The computational studies employ various numerical techniques, combining mesoscopic modelling using Lattice Boltzmann Method (LBM), multi-physics modelling and conventional CFD to investigate the two-phase flow physics, and fluid-fluid and fluid-rock interactions at sub-pore levels:
i) An efficient two-phase flow LBM model for application of modelling CO2 migration in brine has been developed based on evaluating, comparing and improving the various existing models, which will be optimised for the particular fluid properties and thermodynamic conditions.
ii) a finite-volume solver for the fundamental equations governing the basic flow phenomena is being developed based on first principles to describe flows at sub-pore levels, but with simplifications taking advantage of the low flow rate conditions to reduce computing resources. Both of the above solvers will then be used to study the physical problems and generate further detailed information which is not available from experiments.
iii) Exercises using CFD simulations with commercial software are also being undertaken which will produce complementary data to compare with our new methods.
LBM for Brine/CO2 Flow in Rocks (Sheffield & Leeds)
Numerical rock (in green) (left) and phase distributions of brine and CO2 (in blue) (middle and right).
Relative permeabilities of brine and CO2 obtained by the dynamic saturation of fluids in the rock with 0.5 mm and resolution 2.5 µm (left) and in the rock with 1.0 mm and resolutions 5.0 µm, 3.3 µm and 2.5 µm.
CFD of CO2 Migration and Fluid-rock Reaction (Tsinghua, Leeds, Aberdeen & Sheffield)
Pore scale modelling of the effect of inlet velocity on water saturation.

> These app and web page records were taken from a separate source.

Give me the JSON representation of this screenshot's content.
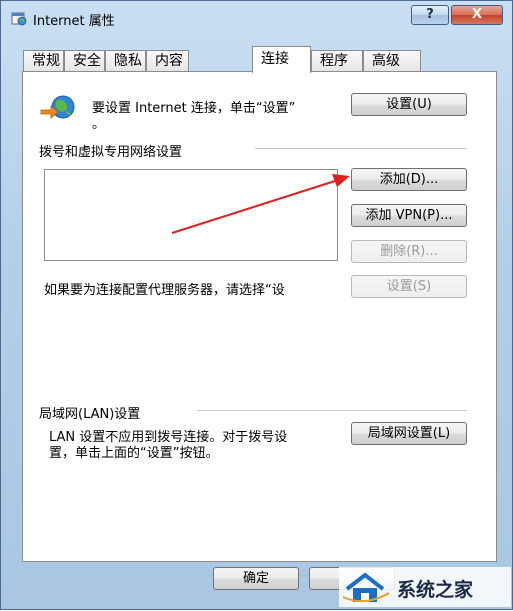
{
  "window": {
    "title": "Internet 属性",
    "help_label": "?",
    "close_label": "X"
  },
  "tabs": [
    {
      "label": "常规"
    },
    {
      "label": "安全"
    },
    {
      "label": "隐私"
    },
    {
      "label": "内容"
    },
    {
      "label": "连接"
    },
    {
      "label": "程序"
    },
    {
      "label": "高级"
    }
  ],
  "setup": {
    "text_line1": "要设置 Internet 连接，单击“设置”",
    "text_line2": "。",
    "button_label": "设置(U)"
  },
  "dialup": {
    "heading": "拨号和虚拟专用网络设置",
    "add_button": "添加(D)...",
    "add_vpn_button": "添加 VPN(P)...",
    "remove_button": "删除(R)...",
    "settings_button": "设置(S)",
    "proxy_text": "如果要为连接配置代理服务器，请选择“设"
  },
  "lan": {
    "heading": "局域网(LAN)设置",
    "text_line1": "LAN 设置不应用到拨号连接。对于拨号设",
    "text_line2": "置，单击上面的“设置”按钮。",
    "button_label": "局域网设置(L)"
  },
  "footer": {
    "ok_button": "确定"
  },
  "watermark": {
    "text": "系统之家"
  },
  "colors": {
    "arrow": "#e02020",
    "title_bar": "#b5cfe8",
    "close_button": "#c4422a"
  }
}
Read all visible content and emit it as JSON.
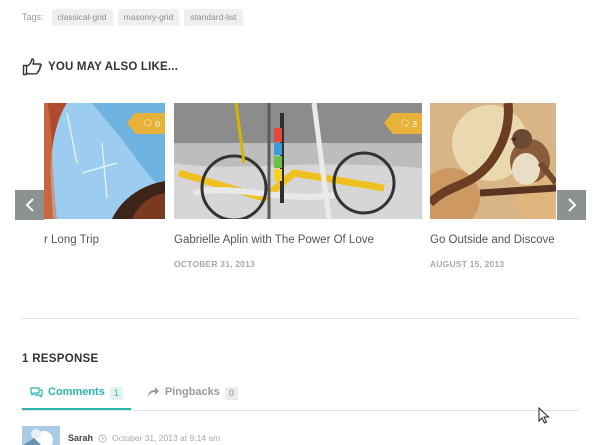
{
  "tags": {
    "label": "Tags:",
    "items": [
      "classical-grid",
      "masonry-grid",
      "standard-list"
    ]
  },
  "related": {
    "heading": "YOU MAY ALSO LIKE...",
    "heading_icon": "thumbs-up-pointing-icon",
    "posts": [
      {
        "title": "r Long Trip",
        "date": "",
        "comment_count": "0",
        "image": "arch-sky-photo"
      },
      {
        "title": "Gabrielle Aplin with The Power Of Love",
        "date": "OCTOBER 31, 2013",
        "comment_count": "3",
        "image": "bicycle-photo"
      },
      {
        "title": "Go Outside and Discove",
        "date": "AUGUST 15, 2013",
        "comment_count": "",
        "image": "sparrow-photo"
      }
    ],
    "prev_icon": "chevron-left-icon",
    "next_icon": "chevron-right-icon"
  },
  "responses": {
    "title": "1 RESPONSE",
    "tabs": [
      {
        "label": "Comments",
        "count": "1",
        "icon": "comments-icon",
        "active": true
      },
      {
        "label": "Pingbacks",
        "count": "0",
        "icon": "share-arrow-icon",
        "active": false
      }
    ],
    "comments": [
      {
        "author": "Sarah",
        "time": "October 31, 2013 at 9:14 am",
        "time_icon": "clock-icon"
      }
    ]
  },
  "colors": {
    "accent": "#2bb5b0",
    "badge": "#e8b13a",
    "nav_button": "#8b9291"
  }
}
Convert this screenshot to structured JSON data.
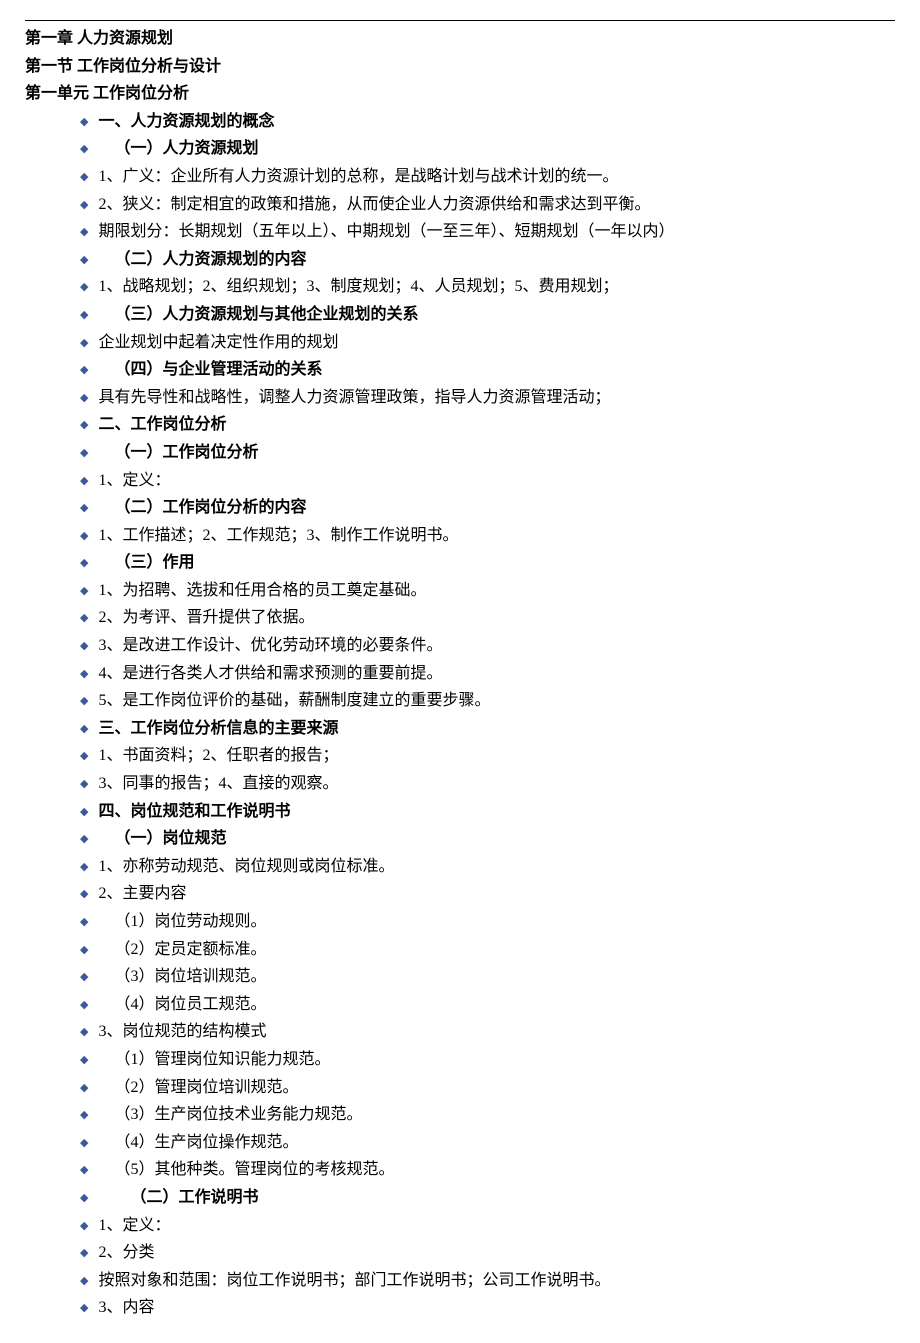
{
  "headings": {
    "chapter": "第一章 人力资源规划",
    "section": "第一节 工作岗位分析与设计",
    "unit": "第一单元 工作岗位分析"
  },
  "items": [
    {
      "text": "一、人力资源规划的概念",
      "bold": true
    },
    {
      "text": "（一）人力资源规划",
      "bold": true,
      "indent": true
    },
    {
      "text": "1、广义：企业所有人力资源计划的总称，是战略计划与战术计划的统一。"
    },
    {
      "text": "2、狭义：制定相宜的政策和措施，从而使企业人力资源供给和需求达到平衡。"
    },
    {
      "text": "期限划分：长期规划（五年以上）、中期规划（一至三年）、短期规划（一年以内）"
    },
    {
      "text": "（二）人力资源规划的内容",
      "bold": true,
      "indent": true
    },
    {
      "text": "1、战略规划；2、组织规划；3、制度规划；4、人员规划；5、费用规划；"
    },
    {
      "text": "（三）人力资源规划与其他企业规划的关系",
      "bold": true,
      "indent": true
    },
    {
      "text": "企业规划中起着决定性作用的规划"
    },
    {
      "text": "（四）与企业管理活动的关系",
      "bold": true,
      "indent": true
    },
    {
      "text": "具有先导性和战略性，调整人力资源管理政策，指导人力资源管理活动；"
    },
    {
      "text": "二、工作岗位分析",
      "bold": true
    },
    {
      "text": "（一）工作岗位分析",
      "bold": true,
      "indent": true
    },
    {
      "text": "1、定义："
    },
    {
      "text": "（二）工作岗位分析的内容",
      "bold": true,
      "indent": true
    },
    {
      "text": "1、工作描述；2、工作规范；3、制作工作说明书。"
    },
    {
      "text": "（三）作用",
      "bold": true,
      "indent": true
    },
    {
      "text": "1、为招聘、选拔和任用合格的员工奠定基础。"
    },
    {
      "text": "2、为考评、晋升提供了依据。"
    },
    {
      "text": "3、是改进工作设计、优化劳动环境的必要条件。"
    },
    {
      "text": "4、是进行各类人才供给和需求预测的重要前提。"
    },
    {
      "text": "5、是工作岗位评价的基础，薪酬制度建立的重要步骤。"
    },
    {
      "text": "三、工作岗位分析信息的主要来源",
      "bold": true
    },
    {
      "text": "1、书面资料；2、任职者的报告；"
    },
    {
      "text": "3、同事的报告；4、直接的观察。"
    },
    {
      "text": "四、岗位规范和工作说明书",
      "bold": true
    },
    {
      "text": "（一）岗位规范",
      "bold": true,
      "indent": true
    },
    {
      "text": "1、亦称劳动规范、岗位规则或岗位标准。"
    },
    {
      "text": "2、主要内容"
    },
    {
      "text": "（1）岗位劳动规则。",
      "indent": true
    },
    {
      "text": "（2）定员定额标准。",
      "indent": true
    },
    {
      "text": "（3）岗位培训规范。",
      "indent": true
    },
    {
      "text": "（4）岗位员工规范。",
      "indent": true
    },
    {
      "text": "3、岗位规范的结构模式"
    },
    {
      "text": "（1）管理岗位知识能力规范。",
      "indent": true
    },
    {
      "text": "（2）管理岗位培训规范。",
      "indent": true
    },
    {
      "text": "（3）生产岗位技术业务能力规范。",
      "indent": true
    },
    {
      "text": "（4）生产岗位操作规范。",
      "indent": true
    },
    {
      "text": "（5）其他种类。管理岗位的考核规范。",
      "indent": true
    },
    {
      "text": "（二）工作说明书",
      "bold": true,
      "indent2": true
    },
    {
      "text": "1、定义："
    },
    {
      "text": "2、分类"
    },
    {
      "text": "按照对象和范围：岗位工作说明书；部门工作说明书；公司工作说明书。"
    },
    {
      "text": "3、内容"
    }
  ]
}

CFD Based on Stoke Flow (Aberdeen & Sheffield)
Predicted pressure, velocity and permeability tensor in a 5 µm resolution image.